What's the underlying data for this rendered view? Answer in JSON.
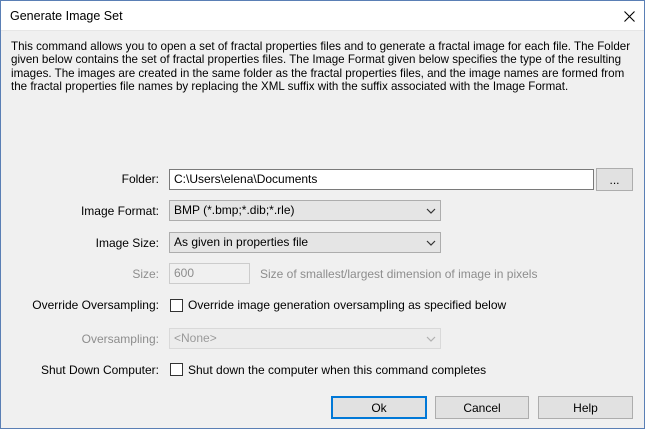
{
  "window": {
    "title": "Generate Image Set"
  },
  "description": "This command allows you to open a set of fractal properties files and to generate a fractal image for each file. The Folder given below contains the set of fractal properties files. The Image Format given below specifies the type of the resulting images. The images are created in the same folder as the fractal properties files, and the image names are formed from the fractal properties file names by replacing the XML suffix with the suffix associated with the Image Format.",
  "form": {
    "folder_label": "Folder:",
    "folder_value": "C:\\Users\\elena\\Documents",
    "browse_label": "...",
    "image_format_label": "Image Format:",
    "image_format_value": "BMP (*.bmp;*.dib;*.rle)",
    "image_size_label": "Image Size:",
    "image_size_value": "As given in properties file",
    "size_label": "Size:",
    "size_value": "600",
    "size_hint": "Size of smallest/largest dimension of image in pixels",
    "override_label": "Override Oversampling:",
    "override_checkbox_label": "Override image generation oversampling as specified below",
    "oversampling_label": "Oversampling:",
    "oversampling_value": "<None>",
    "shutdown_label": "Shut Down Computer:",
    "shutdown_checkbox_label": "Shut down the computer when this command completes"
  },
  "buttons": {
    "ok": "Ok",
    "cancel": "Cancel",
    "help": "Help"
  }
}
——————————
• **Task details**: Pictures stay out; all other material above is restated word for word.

• **Task output**:
What's the underlying data for this rendered view? Answer in JSON.
{
  "window": {
    "title": "Generate Image Set"
  },
  "description": "This command allows you to open a set of fractal properties files and to generate a fractal image for each file. The Folder given below contains the set of fractal properties files. The Image Format given below specifies the type of the resulting images. The images are created in the same folder as the fractal properties files, and the image names are formed from the fractal properties file names by replacing the XML suffix with the suffix associated with the Image Format.",
  "form": {
    "folder_label": "Folder:",
    "folder_value": "C:\\Users\\elena\\Documents",
    "browse_label": "...",
    "image_format_label": "Image Format:",
    "image_format_value": "BMP (*.bmp;*.dib;*.rle)",
    "image_size_label": "Image Size:",
    "image_size_value": "As given in properties file",
    "size_label": "Size:",
    "size_value": "600",
    "size_hint": "Size of smallest/largest dimension of image in pixels",
    "override_label": "Override Oversampling:",
    "override_checkbox_label": "Override image generation oversampling as specified below",
    "oversampling_label": "Oversampling:",
    "oversampling_value": "<None>",
    "shutdown_label": "Shut Down Computer:",
    "shutdown_checkbox_label": "Shut down the computer when this command completes"
  },
  "buttons": {
    "ok": "Ok",
    "cancel": "Cancel",
    "help": "Help"
  }
}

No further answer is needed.